Many patients can’t wait to be discharged from the hospital and feel that they are just wasting money by staying. Doctors have a responsibility to decide whether or not a patient is medically stable enough to be discharged. What happens when a doctor discharges a patient too soon, and they wind up having to be readmitted in worse condition than when they left? Is it medical malpractice?
What Is Medical Malpractice?
Medical malpractice involves any action, or inaction, by your doctor or other healthcare professional that causes you harm, and could conceivably have been avoided if another doctor had been in charge.
Not every mistake a doctor or hospital staff makes qualifies as medical malpractice. As with any other malpractice case you have to prove three key points.
- You were legitimately harmed.
- The doctor or hospital staff’s action, or inaction, caused you harm.
- It is reasonable to assume that another professional would have prevented the harm.
If the previous statements are true in your situation, you may have a viable case for medical malpractice.
An important thing to remember is that just because you’ve been readmitted doesn’t necessarily mean that medical malpractice has occurred. It only qualifies if the delay in treatment caused you harm. If no legitimate harm was done to you, then your case may not qualify.
Why Would a Doctor Discharge Me Too Early?
Hospitals are notorious for always having a lack of beds and/or staff to handle the influx of new patients. In almost all cases, doctors who discharge patients too soon do so to make room for new patients or to keep numbers down so that the hospital staff is not stretched too thin.
While this may sound like an unavoidable problem, that is not always true. In fact, studies have shown that a lack of beds and staff is quite often a result of poor planning by the hospital.
If you or a loved one are discharged too soon, and are harmed because of it, you may be able to file a medical malpractice lawsuit against the doctor, medical staff, and/or the hospital for:
- Failure to diagnose and treat
- Failure to do appropriate testing before discharge
- Failure to set up a necessary follow-up
- Failure to ensure medical safety

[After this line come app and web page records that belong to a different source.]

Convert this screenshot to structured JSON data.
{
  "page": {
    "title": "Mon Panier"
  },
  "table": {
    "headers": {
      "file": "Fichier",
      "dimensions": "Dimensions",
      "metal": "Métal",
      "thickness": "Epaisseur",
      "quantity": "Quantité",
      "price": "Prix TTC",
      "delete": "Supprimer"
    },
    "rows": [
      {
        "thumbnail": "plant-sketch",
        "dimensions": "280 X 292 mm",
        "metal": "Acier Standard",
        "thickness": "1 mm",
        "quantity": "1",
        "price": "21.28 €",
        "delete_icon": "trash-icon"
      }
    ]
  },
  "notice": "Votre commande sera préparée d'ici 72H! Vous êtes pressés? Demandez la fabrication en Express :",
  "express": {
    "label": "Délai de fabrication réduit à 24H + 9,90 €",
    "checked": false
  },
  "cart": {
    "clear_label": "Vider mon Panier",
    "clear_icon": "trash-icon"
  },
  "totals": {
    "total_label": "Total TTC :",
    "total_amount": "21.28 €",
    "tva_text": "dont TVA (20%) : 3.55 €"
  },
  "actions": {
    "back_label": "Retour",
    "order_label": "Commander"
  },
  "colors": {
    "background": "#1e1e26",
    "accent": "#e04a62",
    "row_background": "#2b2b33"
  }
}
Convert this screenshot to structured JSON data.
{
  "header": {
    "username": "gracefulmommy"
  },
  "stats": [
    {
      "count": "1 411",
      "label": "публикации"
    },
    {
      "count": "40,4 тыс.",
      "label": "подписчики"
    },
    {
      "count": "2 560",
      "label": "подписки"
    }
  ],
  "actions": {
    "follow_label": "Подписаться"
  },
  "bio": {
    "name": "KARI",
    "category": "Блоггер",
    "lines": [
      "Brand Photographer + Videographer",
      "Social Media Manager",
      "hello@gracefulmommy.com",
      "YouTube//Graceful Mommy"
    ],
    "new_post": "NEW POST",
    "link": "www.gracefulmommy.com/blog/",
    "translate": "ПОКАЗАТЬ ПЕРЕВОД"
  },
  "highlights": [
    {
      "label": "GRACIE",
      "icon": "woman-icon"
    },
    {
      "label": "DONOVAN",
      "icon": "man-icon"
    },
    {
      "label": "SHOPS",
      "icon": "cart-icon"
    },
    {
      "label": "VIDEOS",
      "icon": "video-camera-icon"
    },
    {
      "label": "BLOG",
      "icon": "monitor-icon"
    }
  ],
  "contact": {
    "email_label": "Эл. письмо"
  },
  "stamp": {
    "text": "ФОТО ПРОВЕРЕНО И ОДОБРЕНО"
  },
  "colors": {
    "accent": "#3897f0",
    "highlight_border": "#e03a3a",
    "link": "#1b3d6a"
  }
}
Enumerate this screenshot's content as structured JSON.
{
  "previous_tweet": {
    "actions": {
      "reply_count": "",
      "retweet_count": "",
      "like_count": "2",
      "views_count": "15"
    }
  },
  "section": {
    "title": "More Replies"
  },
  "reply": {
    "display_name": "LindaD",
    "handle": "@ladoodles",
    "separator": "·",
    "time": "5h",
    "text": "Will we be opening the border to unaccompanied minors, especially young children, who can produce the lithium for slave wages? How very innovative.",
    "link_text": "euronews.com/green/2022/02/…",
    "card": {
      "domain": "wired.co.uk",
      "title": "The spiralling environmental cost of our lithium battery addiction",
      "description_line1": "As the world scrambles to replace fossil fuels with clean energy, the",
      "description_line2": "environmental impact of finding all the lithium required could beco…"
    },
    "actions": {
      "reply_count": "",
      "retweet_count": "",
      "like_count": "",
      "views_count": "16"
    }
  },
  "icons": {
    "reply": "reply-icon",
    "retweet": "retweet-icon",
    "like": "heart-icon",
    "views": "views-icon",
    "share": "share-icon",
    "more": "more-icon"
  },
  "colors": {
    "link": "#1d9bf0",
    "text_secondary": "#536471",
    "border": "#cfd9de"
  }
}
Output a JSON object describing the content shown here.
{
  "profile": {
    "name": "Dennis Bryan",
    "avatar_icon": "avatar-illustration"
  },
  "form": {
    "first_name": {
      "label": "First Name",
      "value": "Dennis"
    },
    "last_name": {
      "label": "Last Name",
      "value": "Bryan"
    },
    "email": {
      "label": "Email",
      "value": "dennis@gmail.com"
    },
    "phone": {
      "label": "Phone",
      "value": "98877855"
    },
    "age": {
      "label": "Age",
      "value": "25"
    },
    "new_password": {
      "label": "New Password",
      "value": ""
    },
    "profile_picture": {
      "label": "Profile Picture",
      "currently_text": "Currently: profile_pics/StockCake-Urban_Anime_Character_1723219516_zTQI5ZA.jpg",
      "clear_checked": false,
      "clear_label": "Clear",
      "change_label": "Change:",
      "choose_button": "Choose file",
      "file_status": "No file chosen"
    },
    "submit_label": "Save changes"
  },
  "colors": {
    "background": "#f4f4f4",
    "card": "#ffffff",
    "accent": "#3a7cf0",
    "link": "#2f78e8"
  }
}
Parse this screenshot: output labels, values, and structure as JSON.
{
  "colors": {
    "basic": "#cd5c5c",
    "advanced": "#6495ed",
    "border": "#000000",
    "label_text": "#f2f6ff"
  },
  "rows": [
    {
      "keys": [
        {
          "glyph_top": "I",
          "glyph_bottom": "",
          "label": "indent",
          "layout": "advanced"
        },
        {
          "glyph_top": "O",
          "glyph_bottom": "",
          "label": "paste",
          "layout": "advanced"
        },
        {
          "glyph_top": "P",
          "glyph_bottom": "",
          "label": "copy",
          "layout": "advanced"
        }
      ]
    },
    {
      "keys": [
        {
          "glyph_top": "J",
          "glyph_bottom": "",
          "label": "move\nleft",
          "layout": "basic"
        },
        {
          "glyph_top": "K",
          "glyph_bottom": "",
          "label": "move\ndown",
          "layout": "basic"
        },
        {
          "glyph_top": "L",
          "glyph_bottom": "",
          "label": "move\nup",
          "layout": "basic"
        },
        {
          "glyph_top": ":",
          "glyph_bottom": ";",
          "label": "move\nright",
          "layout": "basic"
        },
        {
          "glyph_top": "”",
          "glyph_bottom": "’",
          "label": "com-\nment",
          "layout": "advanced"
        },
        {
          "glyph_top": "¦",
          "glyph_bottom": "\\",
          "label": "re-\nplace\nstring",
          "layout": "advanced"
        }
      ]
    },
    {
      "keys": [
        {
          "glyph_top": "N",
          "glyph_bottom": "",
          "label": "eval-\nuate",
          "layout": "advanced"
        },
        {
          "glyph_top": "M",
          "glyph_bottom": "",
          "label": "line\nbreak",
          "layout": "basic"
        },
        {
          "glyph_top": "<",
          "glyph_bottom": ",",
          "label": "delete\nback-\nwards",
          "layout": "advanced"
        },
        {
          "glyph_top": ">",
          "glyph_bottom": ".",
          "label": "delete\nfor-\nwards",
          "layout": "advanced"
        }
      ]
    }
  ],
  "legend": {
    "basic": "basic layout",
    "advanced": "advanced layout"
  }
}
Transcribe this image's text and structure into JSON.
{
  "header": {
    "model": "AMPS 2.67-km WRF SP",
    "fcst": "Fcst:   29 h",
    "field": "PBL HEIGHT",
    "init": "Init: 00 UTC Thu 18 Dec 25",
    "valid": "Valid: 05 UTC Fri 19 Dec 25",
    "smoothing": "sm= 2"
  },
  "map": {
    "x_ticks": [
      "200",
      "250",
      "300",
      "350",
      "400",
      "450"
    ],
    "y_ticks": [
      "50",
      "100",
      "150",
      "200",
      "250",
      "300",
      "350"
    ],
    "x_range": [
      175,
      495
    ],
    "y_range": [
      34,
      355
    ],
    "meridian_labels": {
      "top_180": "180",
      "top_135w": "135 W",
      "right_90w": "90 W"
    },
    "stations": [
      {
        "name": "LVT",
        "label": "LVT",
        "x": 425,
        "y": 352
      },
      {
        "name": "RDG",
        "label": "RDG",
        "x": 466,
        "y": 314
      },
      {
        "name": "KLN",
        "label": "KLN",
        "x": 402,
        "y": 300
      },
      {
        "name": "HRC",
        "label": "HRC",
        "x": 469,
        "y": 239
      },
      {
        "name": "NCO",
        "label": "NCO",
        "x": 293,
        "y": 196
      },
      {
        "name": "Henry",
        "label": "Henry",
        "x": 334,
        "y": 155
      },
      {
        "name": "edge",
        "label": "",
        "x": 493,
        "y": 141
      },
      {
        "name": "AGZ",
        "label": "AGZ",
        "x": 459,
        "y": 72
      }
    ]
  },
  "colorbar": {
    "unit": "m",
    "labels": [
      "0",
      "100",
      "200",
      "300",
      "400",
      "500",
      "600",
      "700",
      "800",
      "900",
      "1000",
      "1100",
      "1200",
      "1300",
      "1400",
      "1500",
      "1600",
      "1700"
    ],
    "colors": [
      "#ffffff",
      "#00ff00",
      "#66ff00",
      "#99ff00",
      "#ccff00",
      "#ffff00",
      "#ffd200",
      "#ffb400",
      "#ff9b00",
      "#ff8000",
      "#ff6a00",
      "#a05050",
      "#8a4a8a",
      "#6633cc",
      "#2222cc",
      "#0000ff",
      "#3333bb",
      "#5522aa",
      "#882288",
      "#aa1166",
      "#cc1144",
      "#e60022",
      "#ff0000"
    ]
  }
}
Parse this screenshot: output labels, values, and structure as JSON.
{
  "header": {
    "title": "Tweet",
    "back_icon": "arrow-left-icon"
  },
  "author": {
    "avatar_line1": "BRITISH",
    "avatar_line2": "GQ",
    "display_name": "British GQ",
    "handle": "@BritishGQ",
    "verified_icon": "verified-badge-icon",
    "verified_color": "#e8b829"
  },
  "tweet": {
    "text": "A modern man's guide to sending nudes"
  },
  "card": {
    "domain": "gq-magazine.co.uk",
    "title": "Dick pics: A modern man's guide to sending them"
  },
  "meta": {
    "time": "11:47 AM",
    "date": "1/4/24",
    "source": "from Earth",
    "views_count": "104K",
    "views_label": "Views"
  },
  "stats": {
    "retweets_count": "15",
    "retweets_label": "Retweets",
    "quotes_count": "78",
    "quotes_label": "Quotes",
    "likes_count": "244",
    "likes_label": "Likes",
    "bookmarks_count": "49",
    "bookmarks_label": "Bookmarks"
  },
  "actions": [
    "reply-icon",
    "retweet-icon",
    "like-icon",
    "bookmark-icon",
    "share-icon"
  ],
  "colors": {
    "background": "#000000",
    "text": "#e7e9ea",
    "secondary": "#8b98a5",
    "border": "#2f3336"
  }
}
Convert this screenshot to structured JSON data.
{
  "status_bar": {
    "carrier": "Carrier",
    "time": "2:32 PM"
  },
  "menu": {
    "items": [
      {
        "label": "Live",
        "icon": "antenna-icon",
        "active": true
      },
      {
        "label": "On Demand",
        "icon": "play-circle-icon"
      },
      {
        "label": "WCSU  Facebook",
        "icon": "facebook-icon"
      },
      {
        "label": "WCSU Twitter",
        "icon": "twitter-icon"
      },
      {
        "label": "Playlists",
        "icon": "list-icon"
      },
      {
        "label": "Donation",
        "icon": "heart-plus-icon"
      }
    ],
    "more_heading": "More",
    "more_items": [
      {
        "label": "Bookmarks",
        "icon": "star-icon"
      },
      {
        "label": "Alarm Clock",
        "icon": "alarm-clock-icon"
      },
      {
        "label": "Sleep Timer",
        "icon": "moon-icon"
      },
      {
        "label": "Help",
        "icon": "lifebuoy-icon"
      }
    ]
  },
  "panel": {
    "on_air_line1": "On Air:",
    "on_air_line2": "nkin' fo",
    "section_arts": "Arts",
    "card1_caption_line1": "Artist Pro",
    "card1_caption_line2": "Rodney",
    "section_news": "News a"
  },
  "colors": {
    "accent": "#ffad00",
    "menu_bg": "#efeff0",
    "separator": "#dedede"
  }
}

Talk to an experienced medical malpractice attorney to find out what legal options may be available to you. Making room for new patients is a poor excuse to discharge you too early and cause you pain.